Segment Start: SUPPLIED RECORDS

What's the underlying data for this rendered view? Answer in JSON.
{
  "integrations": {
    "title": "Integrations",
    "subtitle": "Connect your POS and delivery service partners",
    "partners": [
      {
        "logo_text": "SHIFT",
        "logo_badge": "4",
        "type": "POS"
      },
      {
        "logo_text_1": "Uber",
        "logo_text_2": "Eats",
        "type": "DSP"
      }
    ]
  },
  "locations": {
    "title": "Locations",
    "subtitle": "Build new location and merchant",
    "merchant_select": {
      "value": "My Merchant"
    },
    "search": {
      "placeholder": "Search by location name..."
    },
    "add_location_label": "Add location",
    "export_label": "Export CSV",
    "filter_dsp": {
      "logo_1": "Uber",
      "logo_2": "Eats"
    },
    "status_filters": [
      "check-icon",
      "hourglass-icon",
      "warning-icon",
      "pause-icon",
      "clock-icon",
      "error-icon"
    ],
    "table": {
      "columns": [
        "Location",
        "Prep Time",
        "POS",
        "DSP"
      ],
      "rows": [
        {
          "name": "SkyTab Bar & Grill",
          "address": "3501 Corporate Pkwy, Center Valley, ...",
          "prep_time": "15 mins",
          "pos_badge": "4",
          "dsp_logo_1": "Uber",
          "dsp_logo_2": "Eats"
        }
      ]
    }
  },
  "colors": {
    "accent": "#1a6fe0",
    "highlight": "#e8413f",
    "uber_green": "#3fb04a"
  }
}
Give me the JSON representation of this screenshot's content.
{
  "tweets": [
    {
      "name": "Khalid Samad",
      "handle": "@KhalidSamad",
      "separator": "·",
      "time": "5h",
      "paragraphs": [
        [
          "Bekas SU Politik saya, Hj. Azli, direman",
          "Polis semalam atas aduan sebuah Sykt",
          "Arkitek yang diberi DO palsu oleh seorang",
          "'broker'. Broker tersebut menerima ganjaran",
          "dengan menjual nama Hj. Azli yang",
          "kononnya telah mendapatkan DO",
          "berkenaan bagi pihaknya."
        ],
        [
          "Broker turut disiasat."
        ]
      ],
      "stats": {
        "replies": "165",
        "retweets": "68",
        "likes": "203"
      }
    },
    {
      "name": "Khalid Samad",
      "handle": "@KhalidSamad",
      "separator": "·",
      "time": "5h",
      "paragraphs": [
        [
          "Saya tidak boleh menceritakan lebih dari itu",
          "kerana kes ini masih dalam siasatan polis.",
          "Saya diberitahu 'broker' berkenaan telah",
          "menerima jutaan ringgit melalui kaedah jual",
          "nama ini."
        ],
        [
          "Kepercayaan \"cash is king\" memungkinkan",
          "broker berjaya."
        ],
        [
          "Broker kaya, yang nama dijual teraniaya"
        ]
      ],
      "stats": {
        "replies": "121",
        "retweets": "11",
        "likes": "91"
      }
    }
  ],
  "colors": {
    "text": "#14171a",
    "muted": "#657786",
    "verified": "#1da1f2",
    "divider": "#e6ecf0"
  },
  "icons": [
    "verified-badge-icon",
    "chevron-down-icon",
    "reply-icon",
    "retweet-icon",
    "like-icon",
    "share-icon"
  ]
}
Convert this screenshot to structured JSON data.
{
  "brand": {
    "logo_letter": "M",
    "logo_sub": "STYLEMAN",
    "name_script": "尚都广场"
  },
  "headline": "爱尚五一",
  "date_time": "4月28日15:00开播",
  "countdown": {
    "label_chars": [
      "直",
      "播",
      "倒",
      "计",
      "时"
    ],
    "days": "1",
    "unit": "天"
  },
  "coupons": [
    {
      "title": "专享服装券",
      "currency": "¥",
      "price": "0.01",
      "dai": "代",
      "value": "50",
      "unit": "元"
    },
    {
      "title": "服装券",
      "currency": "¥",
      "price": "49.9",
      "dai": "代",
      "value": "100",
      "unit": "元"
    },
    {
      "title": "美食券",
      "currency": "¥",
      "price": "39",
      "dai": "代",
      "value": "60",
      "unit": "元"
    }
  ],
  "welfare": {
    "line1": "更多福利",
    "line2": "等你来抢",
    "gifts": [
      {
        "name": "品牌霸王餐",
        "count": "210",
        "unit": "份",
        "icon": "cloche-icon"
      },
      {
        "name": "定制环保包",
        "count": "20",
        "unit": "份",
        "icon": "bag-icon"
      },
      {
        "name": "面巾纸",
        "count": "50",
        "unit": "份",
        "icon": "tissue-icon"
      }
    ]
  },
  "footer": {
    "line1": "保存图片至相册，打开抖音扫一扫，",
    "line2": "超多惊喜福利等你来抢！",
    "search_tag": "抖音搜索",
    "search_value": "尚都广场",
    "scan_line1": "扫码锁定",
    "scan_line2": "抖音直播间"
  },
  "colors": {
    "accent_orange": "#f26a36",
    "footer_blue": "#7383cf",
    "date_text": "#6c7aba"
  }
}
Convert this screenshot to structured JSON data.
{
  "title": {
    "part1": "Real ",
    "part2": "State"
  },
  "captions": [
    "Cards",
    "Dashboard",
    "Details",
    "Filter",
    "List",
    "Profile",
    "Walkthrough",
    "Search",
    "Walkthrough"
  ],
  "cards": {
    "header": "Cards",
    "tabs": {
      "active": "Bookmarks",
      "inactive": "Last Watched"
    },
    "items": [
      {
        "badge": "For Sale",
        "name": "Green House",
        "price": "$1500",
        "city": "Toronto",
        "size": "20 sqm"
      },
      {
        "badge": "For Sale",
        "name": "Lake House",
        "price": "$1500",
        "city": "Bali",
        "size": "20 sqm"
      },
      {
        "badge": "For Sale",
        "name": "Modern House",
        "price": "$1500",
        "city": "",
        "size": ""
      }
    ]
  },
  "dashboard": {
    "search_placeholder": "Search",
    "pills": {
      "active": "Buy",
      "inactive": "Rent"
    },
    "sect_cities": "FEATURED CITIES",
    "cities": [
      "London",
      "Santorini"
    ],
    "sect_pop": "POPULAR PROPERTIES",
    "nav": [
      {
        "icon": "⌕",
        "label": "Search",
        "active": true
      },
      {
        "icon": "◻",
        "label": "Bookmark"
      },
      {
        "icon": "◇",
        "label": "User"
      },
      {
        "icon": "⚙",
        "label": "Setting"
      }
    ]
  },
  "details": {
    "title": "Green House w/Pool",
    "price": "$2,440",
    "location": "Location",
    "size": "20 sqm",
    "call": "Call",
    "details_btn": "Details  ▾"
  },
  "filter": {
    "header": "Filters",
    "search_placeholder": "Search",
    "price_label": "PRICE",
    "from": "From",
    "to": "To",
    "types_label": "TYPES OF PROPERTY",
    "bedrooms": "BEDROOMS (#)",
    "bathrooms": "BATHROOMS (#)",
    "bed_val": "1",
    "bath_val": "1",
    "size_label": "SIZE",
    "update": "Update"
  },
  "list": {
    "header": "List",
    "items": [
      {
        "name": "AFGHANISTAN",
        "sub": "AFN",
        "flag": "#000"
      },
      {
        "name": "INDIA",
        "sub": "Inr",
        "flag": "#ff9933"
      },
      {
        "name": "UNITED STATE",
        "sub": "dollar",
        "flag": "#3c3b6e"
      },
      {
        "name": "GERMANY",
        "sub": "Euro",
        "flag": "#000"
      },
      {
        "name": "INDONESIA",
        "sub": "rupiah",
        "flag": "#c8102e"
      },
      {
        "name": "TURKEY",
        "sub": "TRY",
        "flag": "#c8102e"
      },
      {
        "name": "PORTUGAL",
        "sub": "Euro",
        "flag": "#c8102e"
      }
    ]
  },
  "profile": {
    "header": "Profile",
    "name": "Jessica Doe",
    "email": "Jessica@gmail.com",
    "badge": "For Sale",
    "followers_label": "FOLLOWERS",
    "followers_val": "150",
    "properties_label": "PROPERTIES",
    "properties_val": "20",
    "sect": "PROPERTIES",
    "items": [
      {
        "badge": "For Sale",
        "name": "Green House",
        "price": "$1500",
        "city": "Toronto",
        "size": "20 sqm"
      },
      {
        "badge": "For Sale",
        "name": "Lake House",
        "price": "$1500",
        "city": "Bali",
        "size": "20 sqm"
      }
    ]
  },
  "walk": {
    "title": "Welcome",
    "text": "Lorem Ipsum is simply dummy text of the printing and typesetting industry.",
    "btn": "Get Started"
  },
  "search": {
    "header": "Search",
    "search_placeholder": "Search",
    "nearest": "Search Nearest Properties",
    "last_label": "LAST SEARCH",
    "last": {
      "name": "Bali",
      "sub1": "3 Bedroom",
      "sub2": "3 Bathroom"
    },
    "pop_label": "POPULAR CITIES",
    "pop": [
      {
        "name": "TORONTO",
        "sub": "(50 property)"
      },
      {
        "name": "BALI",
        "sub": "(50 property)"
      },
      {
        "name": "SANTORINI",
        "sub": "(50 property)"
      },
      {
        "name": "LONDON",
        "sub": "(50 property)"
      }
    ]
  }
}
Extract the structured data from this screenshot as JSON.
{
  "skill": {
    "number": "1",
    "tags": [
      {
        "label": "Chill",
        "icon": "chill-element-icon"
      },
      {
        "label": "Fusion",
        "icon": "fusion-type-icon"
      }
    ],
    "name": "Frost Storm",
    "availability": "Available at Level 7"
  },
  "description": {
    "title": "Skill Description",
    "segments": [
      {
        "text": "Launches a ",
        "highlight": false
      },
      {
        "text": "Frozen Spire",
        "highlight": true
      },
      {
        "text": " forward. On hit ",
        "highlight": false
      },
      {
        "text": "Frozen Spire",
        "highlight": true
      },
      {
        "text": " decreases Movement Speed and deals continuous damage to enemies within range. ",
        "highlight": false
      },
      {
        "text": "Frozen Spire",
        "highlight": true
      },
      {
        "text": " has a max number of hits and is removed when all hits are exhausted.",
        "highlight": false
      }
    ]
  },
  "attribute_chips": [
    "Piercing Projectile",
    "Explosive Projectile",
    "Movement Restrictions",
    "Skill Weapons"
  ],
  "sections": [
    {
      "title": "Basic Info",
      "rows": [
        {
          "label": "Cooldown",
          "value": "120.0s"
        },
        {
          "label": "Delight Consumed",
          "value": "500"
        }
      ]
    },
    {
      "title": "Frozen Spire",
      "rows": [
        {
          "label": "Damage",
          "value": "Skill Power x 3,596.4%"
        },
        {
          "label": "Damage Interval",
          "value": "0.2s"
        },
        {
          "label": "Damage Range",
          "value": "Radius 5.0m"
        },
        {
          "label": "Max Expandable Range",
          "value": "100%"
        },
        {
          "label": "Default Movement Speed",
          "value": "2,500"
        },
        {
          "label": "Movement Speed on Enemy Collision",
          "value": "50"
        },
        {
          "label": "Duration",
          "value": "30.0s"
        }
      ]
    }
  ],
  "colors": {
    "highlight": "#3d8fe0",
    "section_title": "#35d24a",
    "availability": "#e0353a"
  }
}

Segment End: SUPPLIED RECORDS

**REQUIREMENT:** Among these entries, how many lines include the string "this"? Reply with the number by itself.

**TASK RESULT:** 5